Health and Safety Roles in the Workplace

Health and Safety Roles in the Workplace

Human Resources

Author: Delene Sheasby (

As the company HR Specialist, are you responsible for Health and Safety? Are you fully informed of your organisation’s Occupational Health and Safety legal compliance requirements? You do realise that for noncompliance of the Act, an employer (and maybe you) could incur both civil or criminal liability?

Have you heard about an Occupational Safety Practitioner or a Safety Officer or a Safety Representative? Surely these are more or less the same? The answer is no.

There is a difference and depending on the type of organisation you have (i.e processes, risks, and employees, environment), you may need one of or all of these):

The Occupational Safety Practitioner is a person who applies their expertise gained from a study of safety science, principles, practices and other subjects and from professional safety experience to create or develop procedures, processes, standards, specifications and systems to achieve optimal control or reduction of the hazards and exposures which may harm people, property and/or the workplace environment. The Safety Practitioner will have the necessary qualifications and experience to perform their roles in a competent manner and should be registered as a Professional Practitioner with a professional body.

The Health and Safety Officer is usually a full-time job, commonly (but not necessarily) appointed on a construction site, in which case the Health and Safety Officer must be in possession of a relevant formal qualification. The Health and Safety Officer, in the construction industry, must also be registered with the South African Council for Project and Construction Management Professions (SACPCMP) in order to work as a Health and Safety Officer.

The Health and Safety Officer-s tasks include:

  • Developing, implementing, and improving the health and safety plans, programs and procedures in the workplace
  • Ensuring compliance with relevant health and safety legislation
  • Identifying OHS-related training needs in the workplace
  • Conducting safety inspections and risk assessments
  • Investigating workplace accidents
  • Reporting on OHS-related activities
  • Supervising junior health and safety employees
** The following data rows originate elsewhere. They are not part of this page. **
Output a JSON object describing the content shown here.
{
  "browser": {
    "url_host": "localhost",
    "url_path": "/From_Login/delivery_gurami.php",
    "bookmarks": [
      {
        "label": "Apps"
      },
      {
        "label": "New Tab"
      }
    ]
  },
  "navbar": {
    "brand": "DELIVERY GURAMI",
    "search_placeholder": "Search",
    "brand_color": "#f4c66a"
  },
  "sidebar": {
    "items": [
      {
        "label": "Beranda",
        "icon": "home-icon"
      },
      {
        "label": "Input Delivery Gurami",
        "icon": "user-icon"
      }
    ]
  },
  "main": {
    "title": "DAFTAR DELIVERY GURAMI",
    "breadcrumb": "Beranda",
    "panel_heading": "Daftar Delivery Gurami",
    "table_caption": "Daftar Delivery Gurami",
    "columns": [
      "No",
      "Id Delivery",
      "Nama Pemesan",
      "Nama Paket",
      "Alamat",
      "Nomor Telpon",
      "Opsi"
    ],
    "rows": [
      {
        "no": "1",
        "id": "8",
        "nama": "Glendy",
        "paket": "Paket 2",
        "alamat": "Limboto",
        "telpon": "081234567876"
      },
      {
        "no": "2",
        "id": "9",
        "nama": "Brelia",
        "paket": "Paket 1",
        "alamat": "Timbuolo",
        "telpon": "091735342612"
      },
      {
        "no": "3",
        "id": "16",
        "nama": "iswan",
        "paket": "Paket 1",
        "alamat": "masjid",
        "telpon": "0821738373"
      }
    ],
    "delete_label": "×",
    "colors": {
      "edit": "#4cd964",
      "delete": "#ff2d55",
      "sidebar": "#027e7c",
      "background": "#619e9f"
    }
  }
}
The Health and Safety Representative is required to be designated in writing in terms of the Occupational Health and Safety Act in workplaces where the employer employs more than 20 employees.

Health and Safety Representatives act as the liaison between senior management and employees, and may be responsible for:

  • Assisting the Health and Safety Officer. (if available)
  • Attending Health and Safety Committee meetings.
  • Identifying hazards and risks in the workplace.
  • Listening to and investigating OHS-related complaints from employees.
  • Assisting with the investigation of accidents that occur in the workplace.
  • Making OHS-related suggestions to senior management and/or the Health and Safety Officer.
  • See Occupational Health and Safety Act Section 18

The role of Safety Representative is not always a full-time job and sometimes takes on the above-mentioned responsibilities in addition to their regular full-time jobs. While Safety Representatives are also required to undergo relevant training to assist them in carrying out their responsibilities, they do not necessarily need to study toward formal OHS qualifications.

Some workplaces do not require a Safety Practitioner or a Safety Officer, However, usually Safety representatives will be in place. If this is the case, senior management must take responsibility for employees’ health and safety and not expect or rely only on the Health and safety representative for compliance.